Items from a data source
::::::

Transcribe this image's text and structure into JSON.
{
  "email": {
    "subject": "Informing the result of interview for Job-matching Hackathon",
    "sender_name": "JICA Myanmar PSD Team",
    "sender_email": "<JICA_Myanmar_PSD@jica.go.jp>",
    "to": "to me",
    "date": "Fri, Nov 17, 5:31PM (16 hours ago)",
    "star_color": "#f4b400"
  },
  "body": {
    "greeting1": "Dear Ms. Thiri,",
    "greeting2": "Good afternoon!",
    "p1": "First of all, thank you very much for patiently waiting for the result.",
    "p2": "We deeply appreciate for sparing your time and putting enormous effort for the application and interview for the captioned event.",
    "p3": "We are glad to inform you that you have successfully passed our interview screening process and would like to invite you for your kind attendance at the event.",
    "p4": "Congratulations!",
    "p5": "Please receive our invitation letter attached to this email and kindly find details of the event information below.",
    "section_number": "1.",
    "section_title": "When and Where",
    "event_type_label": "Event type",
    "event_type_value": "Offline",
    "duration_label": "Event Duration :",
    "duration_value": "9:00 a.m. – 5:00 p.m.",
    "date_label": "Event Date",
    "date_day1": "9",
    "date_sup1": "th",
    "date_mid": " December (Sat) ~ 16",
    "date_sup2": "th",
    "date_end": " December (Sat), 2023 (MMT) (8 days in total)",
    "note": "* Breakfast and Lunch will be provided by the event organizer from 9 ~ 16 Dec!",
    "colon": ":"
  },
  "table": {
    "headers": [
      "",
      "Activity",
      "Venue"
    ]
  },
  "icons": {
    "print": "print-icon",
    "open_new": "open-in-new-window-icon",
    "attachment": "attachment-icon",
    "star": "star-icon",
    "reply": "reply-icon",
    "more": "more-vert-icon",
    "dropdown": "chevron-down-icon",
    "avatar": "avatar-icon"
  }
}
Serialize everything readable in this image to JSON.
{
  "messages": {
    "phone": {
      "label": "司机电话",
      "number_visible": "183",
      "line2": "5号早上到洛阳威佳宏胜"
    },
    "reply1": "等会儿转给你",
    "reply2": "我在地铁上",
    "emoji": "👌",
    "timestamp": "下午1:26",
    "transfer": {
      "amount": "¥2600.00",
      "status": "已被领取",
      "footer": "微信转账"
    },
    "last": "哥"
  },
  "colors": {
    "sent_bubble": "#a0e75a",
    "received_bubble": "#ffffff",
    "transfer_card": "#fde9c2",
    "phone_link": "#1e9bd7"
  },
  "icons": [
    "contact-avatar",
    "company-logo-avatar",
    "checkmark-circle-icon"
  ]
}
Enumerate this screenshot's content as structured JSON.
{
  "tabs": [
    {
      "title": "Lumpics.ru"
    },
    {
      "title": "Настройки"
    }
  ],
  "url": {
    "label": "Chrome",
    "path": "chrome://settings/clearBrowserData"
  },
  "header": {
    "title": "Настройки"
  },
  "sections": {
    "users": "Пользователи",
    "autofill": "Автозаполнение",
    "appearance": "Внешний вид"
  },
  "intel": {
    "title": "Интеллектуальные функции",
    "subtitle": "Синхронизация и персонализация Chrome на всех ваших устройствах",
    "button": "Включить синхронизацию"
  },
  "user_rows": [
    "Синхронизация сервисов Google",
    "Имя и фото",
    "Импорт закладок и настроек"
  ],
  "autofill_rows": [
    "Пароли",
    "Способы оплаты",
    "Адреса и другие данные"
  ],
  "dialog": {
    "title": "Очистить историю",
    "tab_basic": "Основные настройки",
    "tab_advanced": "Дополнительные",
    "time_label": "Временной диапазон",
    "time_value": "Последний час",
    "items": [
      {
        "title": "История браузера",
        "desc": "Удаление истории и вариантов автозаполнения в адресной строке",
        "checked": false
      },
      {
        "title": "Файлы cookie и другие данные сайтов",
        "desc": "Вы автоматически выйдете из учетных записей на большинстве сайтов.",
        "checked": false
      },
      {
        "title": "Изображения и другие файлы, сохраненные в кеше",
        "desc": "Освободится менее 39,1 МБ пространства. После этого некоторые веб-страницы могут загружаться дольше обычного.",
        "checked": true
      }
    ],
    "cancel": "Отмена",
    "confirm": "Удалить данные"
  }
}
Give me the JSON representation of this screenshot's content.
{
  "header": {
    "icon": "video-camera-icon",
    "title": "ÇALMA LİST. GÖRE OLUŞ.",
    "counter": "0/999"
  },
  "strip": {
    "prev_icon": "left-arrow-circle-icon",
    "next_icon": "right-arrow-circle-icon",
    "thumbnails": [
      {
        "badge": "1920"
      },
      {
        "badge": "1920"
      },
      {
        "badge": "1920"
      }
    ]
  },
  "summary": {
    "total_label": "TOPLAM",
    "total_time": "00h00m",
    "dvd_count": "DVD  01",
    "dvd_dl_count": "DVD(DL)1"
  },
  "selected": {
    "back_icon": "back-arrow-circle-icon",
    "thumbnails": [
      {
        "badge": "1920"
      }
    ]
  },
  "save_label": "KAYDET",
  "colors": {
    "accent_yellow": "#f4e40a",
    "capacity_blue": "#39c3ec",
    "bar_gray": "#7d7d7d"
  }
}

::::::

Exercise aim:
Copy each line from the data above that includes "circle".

Expected answer:
    "checkmark-circle-icon"
    "prev_icon": "left-arrow-circle-icon",
    "next_icon": "right-arrow-circle-icon",
    "back_icon": "back-arrow-circle-icon",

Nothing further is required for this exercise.